[Collection entries]
-------------------------
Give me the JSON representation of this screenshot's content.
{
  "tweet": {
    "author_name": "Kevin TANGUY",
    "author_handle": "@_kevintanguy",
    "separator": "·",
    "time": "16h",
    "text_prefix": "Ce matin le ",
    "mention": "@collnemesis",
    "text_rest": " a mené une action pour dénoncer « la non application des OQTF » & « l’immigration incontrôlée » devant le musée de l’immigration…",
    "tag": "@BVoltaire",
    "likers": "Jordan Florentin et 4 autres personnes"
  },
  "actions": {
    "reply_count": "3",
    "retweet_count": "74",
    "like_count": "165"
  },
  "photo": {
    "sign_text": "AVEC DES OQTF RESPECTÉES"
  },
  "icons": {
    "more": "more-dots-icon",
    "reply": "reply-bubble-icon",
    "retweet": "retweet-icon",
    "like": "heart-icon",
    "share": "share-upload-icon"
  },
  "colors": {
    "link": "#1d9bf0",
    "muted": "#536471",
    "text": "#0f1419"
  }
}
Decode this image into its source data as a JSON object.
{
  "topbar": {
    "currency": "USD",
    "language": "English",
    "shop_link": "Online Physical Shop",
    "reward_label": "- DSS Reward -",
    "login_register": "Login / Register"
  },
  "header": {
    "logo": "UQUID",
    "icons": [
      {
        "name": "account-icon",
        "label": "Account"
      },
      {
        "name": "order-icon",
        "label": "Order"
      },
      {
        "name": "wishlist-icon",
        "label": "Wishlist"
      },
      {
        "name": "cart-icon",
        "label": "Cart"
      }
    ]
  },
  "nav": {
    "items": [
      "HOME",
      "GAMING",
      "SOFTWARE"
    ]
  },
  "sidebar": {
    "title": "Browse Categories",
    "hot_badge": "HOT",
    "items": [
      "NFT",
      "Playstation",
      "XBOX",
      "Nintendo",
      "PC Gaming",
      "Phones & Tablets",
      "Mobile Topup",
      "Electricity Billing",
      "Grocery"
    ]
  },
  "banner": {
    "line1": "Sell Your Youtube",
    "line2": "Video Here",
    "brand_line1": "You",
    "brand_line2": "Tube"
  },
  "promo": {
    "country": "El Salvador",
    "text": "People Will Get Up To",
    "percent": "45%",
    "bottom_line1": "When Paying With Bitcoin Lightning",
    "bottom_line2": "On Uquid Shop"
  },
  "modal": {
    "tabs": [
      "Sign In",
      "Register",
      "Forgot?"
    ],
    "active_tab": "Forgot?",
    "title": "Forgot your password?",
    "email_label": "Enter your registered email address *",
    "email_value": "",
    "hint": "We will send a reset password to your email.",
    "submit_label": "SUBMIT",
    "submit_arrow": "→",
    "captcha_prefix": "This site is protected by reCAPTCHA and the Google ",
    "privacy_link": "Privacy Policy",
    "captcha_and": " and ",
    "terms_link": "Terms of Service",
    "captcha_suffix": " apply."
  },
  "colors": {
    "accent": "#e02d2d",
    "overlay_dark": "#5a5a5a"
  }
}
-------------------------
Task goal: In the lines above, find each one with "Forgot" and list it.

Answer below:
      "Forgot?"
    "active_tab": "Forgot?",
    "title": "Forgot your password?",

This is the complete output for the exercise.